**PROBLEM DETAILS**:
Return all of the lines below exactly as they are.

(Dataset rows for apps and sites)
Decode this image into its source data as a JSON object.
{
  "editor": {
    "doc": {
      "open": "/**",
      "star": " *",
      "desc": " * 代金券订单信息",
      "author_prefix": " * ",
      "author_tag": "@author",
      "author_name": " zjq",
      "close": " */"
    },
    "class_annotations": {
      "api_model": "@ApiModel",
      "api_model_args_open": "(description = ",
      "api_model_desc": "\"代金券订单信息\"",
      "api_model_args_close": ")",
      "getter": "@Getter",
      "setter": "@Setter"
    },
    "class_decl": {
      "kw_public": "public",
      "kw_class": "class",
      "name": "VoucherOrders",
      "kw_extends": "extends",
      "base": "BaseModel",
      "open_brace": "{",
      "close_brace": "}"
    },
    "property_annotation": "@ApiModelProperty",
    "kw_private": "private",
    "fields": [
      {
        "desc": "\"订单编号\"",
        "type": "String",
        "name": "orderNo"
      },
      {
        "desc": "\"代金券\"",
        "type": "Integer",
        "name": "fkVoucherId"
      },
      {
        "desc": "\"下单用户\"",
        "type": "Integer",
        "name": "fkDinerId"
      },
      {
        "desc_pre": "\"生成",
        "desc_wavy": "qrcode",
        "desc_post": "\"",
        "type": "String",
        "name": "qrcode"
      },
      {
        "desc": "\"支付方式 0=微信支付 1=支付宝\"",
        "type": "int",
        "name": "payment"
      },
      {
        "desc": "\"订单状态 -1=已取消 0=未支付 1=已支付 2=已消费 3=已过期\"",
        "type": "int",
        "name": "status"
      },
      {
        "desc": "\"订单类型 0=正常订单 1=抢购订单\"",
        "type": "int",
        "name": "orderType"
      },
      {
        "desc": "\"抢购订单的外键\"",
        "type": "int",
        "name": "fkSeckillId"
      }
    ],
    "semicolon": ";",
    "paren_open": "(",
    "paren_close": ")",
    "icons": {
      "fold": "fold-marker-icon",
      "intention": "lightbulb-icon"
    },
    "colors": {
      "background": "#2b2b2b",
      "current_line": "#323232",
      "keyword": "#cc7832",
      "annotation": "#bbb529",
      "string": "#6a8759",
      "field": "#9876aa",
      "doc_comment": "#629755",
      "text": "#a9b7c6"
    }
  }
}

**EXERCISE ANSWER**:
Decode this image into its source data as a JSON object.
{
  "editor": {
    "doc": {
      "open": "/**",
      "star": " *",
      "desc": " * 代金券订单信息",
      "author_prefix": " * ",
      "author_tag": "@author",
      "author_name": " zjq",
      "close": " */"
    },
    "class_annotations": {
      "api_model": "@ApiModel",
      "api_model_args_open": "(description = ",
      "api_model_desc": "\"代金券订单信息\"",
      "api_model_args_close": ")",
      "getter": "@Getter",
      "setter": "@Setter"
    },
    "class_decl": {
      "kw_public": "public",
      "kw_class": "class",
      "name": "VoucherOrders",
      "kw_extends": "extends",
      "base": "BaseModel",
      "open_brace": "{",
      "close_brace": "}"
    },
    "property_annotation": "@ApiModelProperty",
    "kw_private": "private",
    "fields": [
      {
        "desc": "\"订单编号\"",
        "type": "String",
        "name": "orderNo"
      },
      {
        "desc": "\"代金券\"",
        "type": "Integer",
        "name": "fkVoucherId"
      },
      {
        "desc": "\"下单用户\"",
        "type": "Integer",
        "name": "fkDinerId"
      },
      {
        "desc_pre": "\"生成",
        "desc_wavy": "qrcode",
        "desc_post": "\"",
        "type": "String",
        "name": "qrcode"
      },
      {
        "desc": "\"支付方式 0=微信支付 1=支付宝\"",
        "type": "int",
        "name": "payment"
      },
      {
        "desc": "\"订单状态 -1=已取消 0=未支付 1=已支付 2=已消费 3=已过期\"",
        "type": "int",
        "name": "status"
      },
      {
        "desc": "\"订单类型 0=正常订单 1=抢购订单\"",
        "type": "int",
        "name": "orderType"
      },
      {
        "desc": "\"抢购订单的外键\"",
        "type": "int",
        "name": "fkSeckillId"
      }
    ],
    "semicolon": ";",
    "paren_open": "(",
    "paren_close": ")",
    "icons": {
      "fold": "fold-marker-icon",
      "intention": "lightbulb-icon"
    },
    "colors": {
      "background": "#2b2b2b",
      "current_line": "#323232",
      "keyword": "#cc7832",
      "annotation": "#bbb529",
      "string": "#6a8759",
      "field": "#9876aa",
      "doc_comment": "#629755",
      "text": "#a9b7c6"
    }
  }
}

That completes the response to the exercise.